App and web page records:
= = =

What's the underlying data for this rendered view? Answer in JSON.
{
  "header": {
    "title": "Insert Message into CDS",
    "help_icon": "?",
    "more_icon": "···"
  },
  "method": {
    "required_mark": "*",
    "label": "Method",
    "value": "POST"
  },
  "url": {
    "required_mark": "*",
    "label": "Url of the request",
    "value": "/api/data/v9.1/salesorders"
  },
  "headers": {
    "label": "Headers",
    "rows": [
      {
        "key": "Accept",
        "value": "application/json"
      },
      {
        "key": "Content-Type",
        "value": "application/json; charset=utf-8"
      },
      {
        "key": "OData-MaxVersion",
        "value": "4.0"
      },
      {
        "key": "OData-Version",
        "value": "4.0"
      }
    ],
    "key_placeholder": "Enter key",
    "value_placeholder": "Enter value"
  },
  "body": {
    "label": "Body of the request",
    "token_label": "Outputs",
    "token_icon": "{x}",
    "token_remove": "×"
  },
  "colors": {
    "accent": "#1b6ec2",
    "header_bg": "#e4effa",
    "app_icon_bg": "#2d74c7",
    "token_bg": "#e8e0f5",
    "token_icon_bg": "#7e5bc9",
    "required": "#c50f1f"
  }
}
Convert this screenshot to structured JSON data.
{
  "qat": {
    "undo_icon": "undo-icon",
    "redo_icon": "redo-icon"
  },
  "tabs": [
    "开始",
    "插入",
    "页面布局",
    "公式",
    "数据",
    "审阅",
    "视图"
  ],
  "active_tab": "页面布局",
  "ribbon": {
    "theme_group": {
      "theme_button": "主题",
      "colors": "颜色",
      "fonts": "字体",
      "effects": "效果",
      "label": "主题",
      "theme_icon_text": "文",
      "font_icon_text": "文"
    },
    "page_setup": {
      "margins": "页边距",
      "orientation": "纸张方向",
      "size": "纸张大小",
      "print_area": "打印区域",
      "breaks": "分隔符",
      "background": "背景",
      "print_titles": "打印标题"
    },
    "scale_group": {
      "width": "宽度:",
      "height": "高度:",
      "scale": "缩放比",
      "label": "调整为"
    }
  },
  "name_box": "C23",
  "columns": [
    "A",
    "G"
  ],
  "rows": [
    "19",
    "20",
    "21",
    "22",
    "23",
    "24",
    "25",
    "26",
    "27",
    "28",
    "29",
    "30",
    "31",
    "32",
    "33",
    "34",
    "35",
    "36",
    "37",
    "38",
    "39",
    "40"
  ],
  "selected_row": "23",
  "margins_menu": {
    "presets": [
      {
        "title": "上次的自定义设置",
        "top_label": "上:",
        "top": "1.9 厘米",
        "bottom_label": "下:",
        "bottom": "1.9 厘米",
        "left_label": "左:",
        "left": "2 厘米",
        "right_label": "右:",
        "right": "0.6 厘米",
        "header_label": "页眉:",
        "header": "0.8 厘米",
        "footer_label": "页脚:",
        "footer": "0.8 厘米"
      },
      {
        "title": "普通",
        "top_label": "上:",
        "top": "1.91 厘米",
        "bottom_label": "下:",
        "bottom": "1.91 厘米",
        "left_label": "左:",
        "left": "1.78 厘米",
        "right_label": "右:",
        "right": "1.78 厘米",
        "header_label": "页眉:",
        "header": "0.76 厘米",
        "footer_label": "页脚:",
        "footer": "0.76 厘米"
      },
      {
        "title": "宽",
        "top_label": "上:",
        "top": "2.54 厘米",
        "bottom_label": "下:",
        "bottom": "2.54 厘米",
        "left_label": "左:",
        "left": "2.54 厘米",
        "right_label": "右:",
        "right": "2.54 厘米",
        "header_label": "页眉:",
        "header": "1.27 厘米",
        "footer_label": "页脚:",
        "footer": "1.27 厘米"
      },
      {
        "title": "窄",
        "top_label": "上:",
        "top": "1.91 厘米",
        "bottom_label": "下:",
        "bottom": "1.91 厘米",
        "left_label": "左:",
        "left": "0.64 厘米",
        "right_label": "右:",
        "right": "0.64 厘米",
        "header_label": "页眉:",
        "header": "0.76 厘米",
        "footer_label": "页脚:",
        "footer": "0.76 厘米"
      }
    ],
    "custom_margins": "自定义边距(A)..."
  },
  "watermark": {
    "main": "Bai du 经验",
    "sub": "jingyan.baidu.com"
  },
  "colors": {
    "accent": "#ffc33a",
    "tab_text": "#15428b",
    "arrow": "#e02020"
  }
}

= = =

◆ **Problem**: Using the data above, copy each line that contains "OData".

◆ **Output**:
        "key": "OData-MaxVersion",
        "key": "OData-Version",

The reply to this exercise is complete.